(Entries from a dataset of interfaces)
################

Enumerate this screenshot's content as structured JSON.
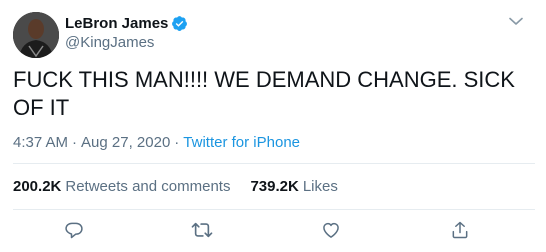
{
  "user": {
    "display_name": "LeBron James",
    "handle": "@KingJames",
    "verified": true
  },
  "tweet": {
    "text": "FUCK THIS MAN!!!! WE DEMAND CHANGE. SICK OF IT",
    "time": "4:37 AM",
    "separator_1": "·",
    "date": "Aug 27, 2020",
    "separator_2": "·",
    "source": "Twitter for iPhone"
  },
  "stats": {
    "retweets_value": "200.2K",
    "retweets_label": "Retweets and comments",
    "likes_value": "739.2K",
    "likes_label": "Likes"
  },
  "actions": {
    "reply_icon": "reply-icon",
    "retweet_icon": "retweet-icon",
    "like_icon": "heart-icon",
    "share_icon": "share-icon"
  },
  "colors": {
    "accent": "#1da1f2",
    "secondary_text": "#5b7083",
    "link": "#1b95e0",
    "divider": "#e6ecf0"
  }
}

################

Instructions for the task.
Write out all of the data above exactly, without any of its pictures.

Output of the task.
Enumerate this screenshot's content as structured JSON.
{
  "user": {
    "display_name": "LeBron James",
    "handle": "@KingJames",
    "verified": true
  },
  "tweet": {
    "text": "FUCK THIS MAN!!!! WE DEMAND CHANGE. SICK OF IT",
    "time": "4:37 AM",
    "separator_1": "·",
    "date": "Aug 27, 2020",
    "separator_2": "·",
    "source": "Twitter for iPhone"
  },
  "stats": {
    "retweets_value": "200.2K",
    "retweets_label": "Retweets and comments",
    "likes_value": "739.2K",
    "likes_label": "Likes"
  },
  "actions": {
    "reply_icon": "reply-icon",
    "retweet_icon": "retweet-icon",
    "like_icon": "heart-icon",
    "share_icon": "share-icon"
  },
  "colors": {
    "accent": "#1da1f2",
    "secondary_text": "#5b7083",
    "link": "#1b95e0",
    "divider": "#e6ecf0"
  }
}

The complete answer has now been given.